> _Your task_: Look for the word "Vehicle" in the entries and copy each line where it appears.

[Task data — start]

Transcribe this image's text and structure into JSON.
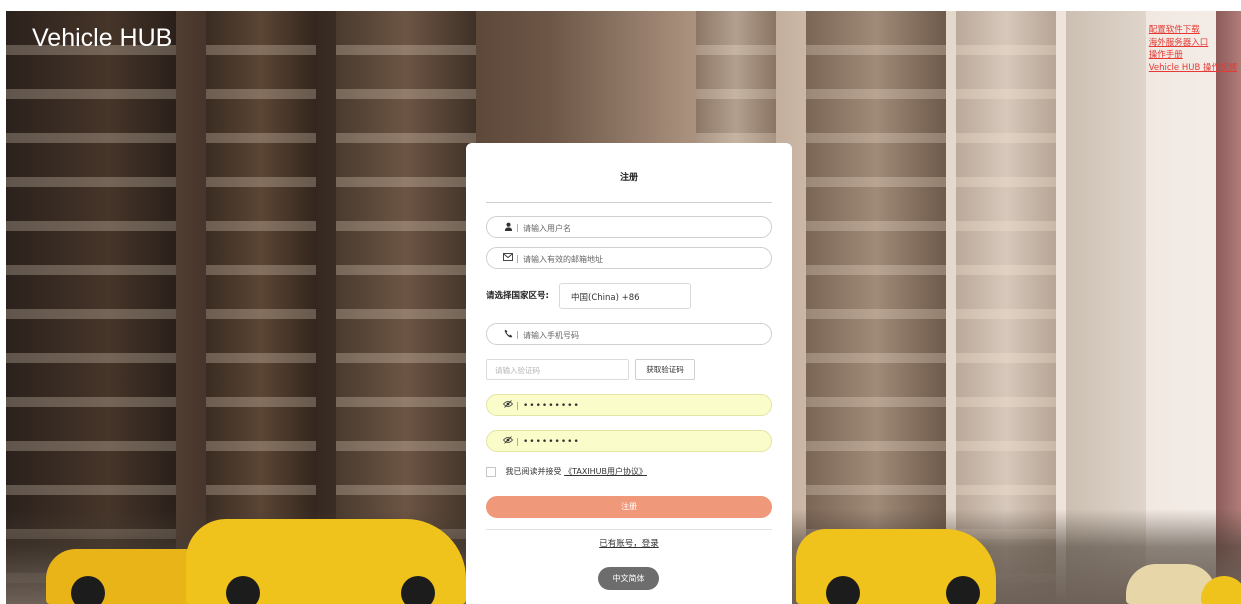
{
  "app": {
    "brand": "Vehicle HUB"
  },
  "top_links": [
    {
      "label": "配置软件下载"
    },
    {
      "label": "海外服务器入口"
    },
    {
      "label": "操作手册"
    },
    {
      "label": "Vehicle HUB 操作视频"
    }
  ],
  "form": {
    "title": "注册",
    "username_placeholder": "请输入用户名",
    "email_placeholder": "请输入有效的邮箱地址",
    "country_label": "请选择国家区号:",
    "country_value": "中国(China)  +86",
    "phone_placeholder": "请输入手机号码",
    "code_placeholder": "请输入验证码",
    "get_code_label": "获取验证码",
    "password_value": "•••••••••",
    "confirm_password_value": "•••••••••",
    "agree_text": "我已阅读并接受",
    "agree_link": "《TAXIHUB用户协议》",
    "submit_label": "注册",
    "login_link": "已有账号，登录",
    "language_label": "中文简体"
  },
  "colors": {
    "accent": "#f0987a",
    "link_red": "#e53935",
    "password_bg": "#fafcc9"
  },
  "icons": [
    "user-icon",
    "mail-icon",
    "phone-icon",
    "eye-off-icon",
    "chevron-down-icon"
  ]
}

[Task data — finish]

> _Finished exercise_:
    "brand": "Vehicle HUB"
      "label": "Vehicle HUB 操作视频"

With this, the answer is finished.